#### Records for this task

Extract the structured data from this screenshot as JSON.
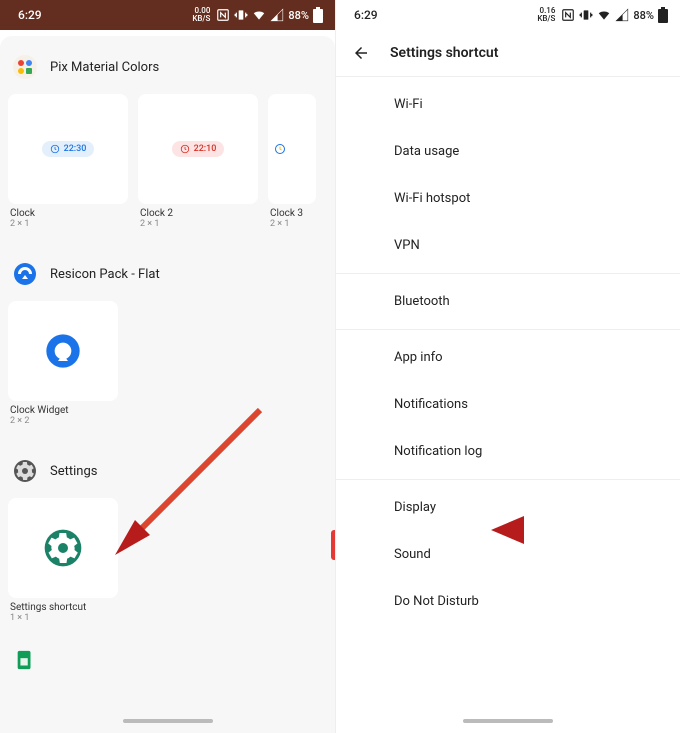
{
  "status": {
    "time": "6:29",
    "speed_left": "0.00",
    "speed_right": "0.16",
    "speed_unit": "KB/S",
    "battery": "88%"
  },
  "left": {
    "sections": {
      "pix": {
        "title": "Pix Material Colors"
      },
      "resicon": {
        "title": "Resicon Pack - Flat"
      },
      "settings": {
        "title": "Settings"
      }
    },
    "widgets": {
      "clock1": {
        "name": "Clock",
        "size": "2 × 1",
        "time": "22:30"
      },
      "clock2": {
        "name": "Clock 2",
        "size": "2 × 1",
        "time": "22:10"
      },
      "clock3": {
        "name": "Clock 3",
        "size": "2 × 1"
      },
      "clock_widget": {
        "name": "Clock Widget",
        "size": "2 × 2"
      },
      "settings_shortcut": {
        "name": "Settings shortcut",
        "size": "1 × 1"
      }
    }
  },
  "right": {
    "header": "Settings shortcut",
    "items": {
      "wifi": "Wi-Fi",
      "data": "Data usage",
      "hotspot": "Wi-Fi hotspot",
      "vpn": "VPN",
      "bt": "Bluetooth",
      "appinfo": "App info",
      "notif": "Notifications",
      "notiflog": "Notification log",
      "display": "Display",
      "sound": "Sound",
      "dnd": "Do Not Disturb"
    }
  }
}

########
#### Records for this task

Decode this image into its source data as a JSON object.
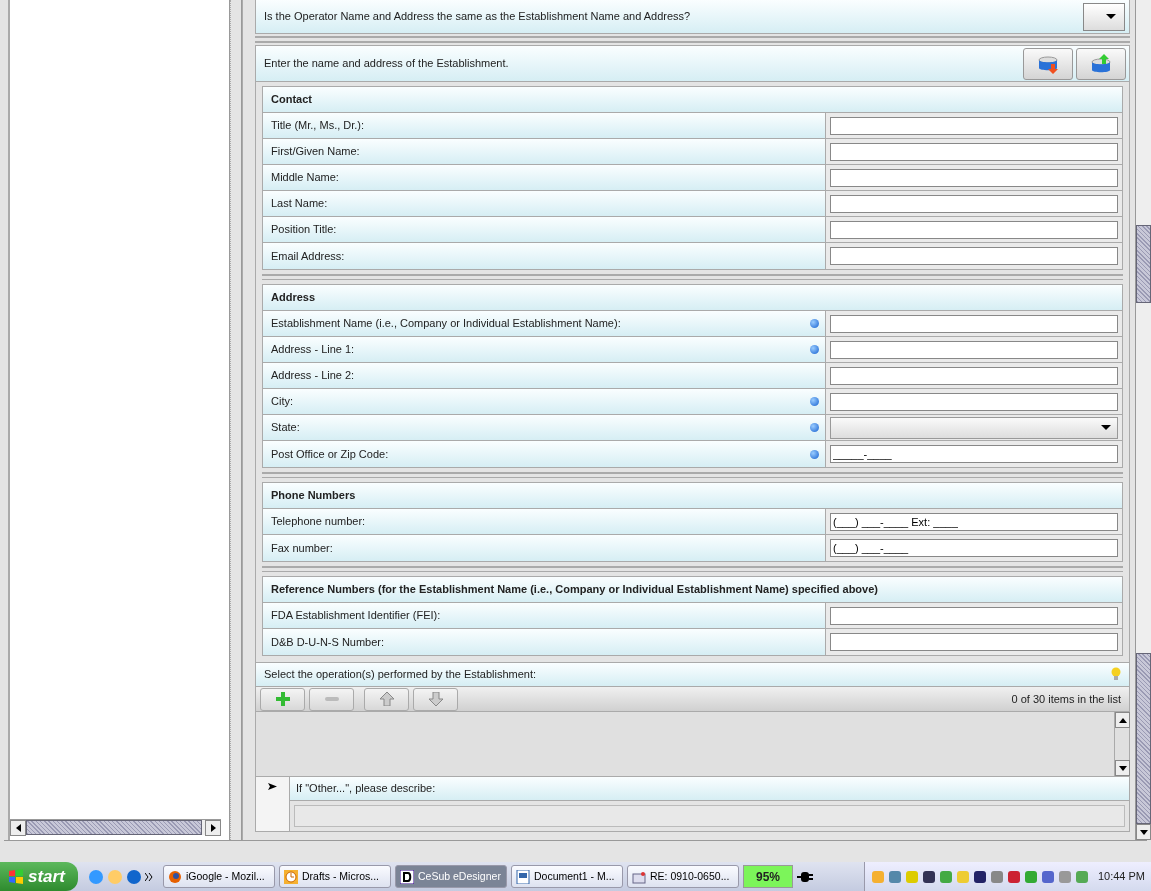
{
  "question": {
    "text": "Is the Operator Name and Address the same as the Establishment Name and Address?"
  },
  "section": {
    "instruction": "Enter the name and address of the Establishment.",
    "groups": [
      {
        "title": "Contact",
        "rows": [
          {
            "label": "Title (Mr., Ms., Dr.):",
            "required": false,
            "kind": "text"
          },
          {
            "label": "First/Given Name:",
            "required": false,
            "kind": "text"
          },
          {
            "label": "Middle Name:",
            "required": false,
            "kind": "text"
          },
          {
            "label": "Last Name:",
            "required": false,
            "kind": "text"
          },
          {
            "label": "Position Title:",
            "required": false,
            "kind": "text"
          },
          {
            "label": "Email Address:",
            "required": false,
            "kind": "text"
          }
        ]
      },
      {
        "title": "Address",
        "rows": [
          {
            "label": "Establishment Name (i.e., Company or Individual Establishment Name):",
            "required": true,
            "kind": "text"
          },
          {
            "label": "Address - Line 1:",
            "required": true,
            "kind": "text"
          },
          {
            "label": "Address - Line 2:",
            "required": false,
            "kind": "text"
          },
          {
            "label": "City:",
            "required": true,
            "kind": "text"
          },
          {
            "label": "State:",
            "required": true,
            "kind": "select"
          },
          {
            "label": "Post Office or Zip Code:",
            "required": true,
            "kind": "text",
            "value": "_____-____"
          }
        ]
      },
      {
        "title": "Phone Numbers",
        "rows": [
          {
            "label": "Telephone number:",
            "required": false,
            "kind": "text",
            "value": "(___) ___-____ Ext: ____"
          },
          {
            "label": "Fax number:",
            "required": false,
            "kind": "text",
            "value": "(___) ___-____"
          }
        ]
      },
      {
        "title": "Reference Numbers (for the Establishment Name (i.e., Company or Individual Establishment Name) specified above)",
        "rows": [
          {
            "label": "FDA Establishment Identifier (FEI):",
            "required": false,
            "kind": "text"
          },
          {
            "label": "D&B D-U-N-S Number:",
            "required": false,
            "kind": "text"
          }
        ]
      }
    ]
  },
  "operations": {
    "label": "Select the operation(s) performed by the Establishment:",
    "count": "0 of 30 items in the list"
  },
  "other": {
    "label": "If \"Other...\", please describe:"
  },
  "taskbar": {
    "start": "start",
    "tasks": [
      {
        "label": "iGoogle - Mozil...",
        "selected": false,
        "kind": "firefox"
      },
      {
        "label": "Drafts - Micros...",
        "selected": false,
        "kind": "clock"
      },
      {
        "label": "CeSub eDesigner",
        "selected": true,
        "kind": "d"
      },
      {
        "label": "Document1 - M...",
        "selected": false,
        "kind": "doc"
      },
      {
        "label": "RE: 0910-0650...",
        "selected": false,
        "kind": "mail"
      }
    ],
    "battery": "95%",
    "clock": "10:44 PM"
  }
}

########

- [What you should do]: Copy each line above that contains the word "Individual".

- [Output of the exercise]:
            "label": "Establishment Name (i.e., Company or Individual Establishment Name):",
        "title": "Reference Numbers (for the Establishment Name (i.e., Company or Individual Establishment Name) specified above)",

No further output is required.